[Opening TASK MATERIAL section]

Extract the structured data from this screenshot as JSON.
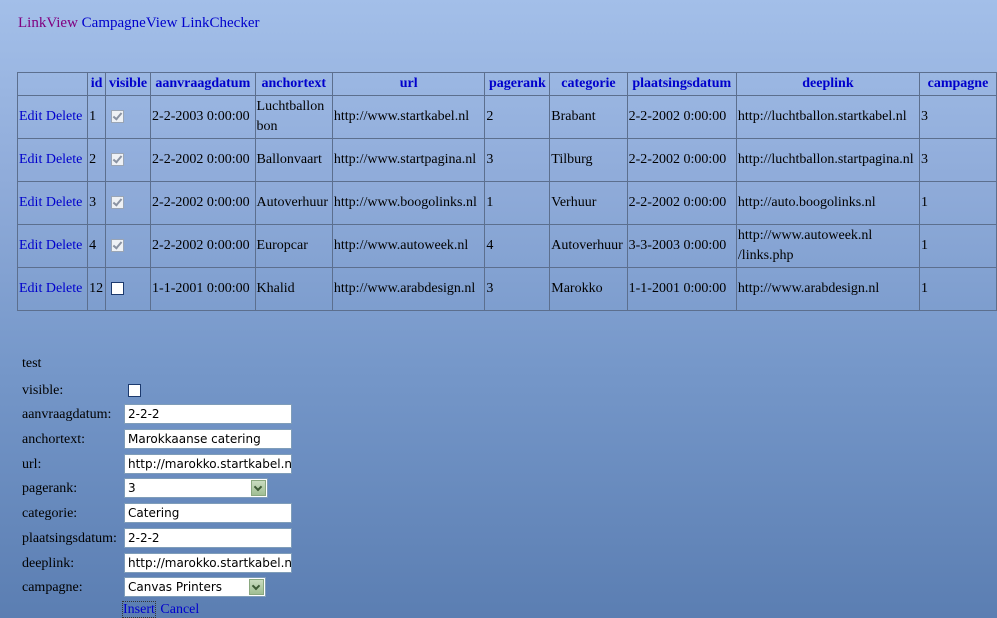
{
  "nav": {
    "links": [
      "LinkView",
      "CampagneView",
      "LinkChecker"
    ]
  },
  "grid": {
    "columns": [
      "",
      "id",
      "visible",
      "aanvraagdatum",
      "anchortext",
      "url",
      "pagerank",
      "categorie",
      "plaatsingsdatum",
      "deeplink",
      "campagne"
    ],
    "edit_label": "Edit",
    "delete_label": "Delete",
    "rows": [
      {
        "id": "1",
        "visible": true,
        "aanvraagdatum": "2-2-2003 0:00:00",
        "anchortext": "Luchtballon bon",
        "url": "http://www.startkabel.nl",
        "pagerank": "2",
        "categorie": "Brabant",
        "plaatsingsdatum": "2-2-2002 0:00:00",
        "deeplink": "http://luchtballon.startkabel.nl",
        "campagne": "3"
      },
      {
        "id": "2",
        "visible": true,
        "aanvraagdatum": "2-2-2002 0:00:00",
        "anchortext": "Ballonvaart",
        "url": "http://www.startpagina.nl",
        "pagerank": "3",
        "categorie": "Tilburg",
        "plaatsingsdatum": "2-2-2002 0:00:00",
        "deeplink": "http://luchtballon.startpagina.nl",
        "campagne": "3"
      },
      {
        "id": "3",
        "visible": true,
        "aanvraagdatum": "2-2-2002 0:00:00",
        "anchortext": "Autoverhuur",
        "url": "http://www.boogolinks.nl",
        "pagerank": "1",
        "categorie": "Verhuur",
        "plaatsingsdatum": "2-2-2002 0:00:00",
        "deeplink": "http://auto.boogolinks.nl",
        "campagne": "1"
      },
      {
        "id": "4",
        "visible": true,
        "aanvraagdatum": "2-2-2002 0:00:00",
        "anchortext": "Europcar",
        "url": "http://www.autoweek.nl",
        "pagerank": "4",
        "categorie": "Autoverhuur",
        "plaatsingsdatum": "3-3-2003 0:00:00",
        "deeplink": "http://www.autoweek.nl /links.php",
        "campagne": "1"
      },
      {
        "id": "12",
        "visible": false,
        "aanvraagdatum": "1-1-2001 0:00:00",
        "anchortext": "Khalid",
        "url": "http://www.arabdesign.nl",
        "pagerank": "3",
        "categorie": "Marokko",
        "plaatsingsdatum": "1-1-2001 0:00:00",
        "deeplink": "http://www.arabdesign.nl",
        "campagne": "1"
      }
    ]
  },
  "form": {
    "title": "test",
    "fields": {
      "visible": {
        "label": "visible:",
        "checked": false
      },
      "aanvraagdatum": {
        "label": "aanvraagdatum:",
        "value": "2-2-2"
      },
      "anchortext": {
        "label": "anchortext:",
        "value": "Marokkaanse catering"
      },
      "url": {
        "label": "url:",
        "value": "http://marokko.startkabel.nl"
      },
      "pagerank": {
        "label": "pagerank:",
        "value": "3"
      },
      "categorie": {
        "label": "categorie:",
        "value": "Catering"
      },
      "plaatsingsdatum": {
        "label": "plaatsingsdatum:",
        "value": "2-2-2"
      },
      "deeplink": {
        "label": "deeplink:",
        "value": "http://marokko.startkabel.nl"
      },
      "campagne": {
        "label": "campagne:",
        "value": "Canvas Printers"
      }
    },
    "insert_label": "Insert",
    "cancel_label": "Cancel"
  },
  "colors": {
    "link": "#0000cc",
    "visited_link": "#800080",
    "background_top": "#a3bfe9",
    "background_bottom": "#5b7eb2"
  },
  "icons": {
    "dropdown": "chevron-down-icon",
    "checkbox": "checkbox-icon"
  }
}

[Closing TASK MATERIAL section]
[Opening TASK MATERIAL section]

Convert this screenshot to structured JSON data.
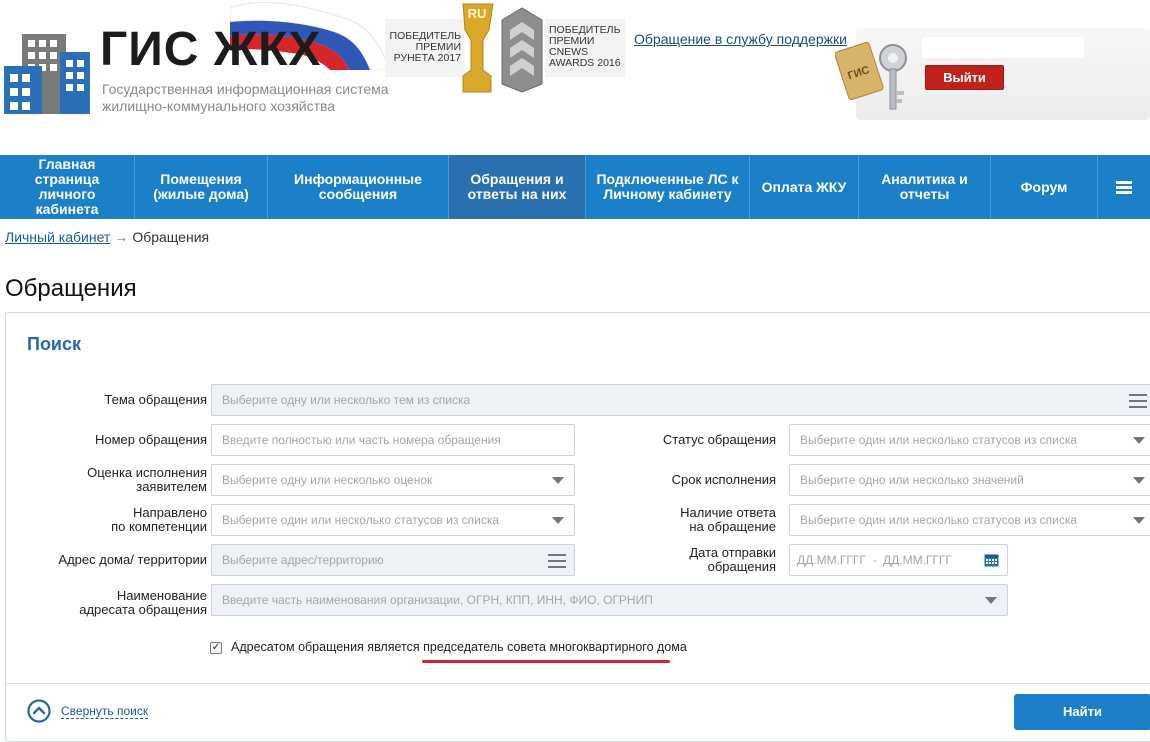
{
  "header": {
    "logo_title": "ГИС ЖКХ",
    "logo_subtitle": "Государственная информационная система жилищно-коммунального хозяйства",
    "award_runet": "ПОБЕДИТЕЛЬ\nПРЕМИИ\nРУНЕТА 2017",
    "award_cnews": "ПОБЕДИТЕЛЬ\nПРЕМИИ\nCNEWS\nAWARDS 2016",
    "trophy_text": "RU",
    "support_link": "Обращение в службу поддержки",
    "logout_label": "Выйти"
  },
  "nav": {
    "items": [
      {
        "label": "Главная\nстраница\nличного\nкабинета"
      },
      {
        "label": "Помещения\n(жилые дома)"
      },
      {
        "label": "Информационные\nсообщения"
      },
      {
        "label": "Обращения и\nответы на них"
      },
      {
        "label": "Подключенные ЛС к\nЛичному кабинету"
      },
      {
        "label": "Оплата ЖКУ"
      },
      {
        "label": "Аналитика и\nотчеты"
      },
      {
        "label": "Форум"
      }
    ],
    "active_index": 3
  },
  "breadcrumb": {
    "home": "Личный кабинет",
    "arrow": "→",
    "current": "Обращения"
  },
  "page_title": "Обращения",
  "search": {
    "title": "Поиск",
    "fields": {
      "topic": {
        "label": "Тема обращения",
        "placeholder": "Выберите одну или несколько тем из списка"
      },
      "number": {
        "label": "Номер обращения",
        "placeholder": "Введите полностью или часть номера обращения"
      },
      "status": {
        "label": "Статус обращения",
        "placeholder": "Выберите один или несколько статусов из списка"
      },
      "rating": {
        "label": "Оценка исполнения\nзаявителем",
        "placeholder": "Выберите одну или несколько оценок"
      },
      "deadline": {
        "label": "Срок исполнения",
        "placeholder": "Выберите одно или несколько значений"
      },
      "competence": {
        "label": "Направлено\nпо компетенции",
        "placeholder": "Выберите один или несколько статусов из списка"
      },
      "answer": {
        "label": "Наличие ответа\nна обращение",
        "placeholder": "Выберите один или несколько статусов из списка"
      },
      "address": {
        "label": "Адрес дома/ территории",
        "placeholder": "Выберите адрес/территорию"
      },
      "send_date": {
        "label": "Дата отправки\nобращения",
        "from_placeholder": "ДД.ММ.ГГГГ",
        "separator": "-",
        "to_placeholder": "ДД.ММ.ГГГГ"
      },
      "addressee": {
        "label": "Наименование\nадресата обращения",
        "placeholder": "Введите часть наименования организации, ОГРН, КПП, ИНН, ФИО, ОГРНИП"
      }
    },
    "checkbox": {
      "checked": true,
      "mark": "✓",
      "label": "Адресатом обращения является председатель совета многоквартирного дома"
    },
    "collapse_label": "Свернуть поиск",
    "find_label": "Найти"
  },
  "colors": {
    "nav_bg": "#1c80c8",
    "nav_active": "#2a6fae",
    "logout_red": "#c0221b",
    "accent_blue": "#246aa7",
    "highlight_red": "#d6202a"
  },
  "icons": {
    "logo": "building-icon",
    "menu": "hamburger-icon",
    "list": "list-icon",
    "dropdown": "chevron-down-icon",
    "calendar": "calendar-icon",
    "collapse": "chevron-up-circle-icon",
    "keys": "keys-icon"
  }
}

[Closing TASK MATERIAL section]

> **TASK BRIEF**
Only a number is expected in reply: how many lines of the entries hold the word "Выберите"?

> **EXERCISE OUTPUT**
7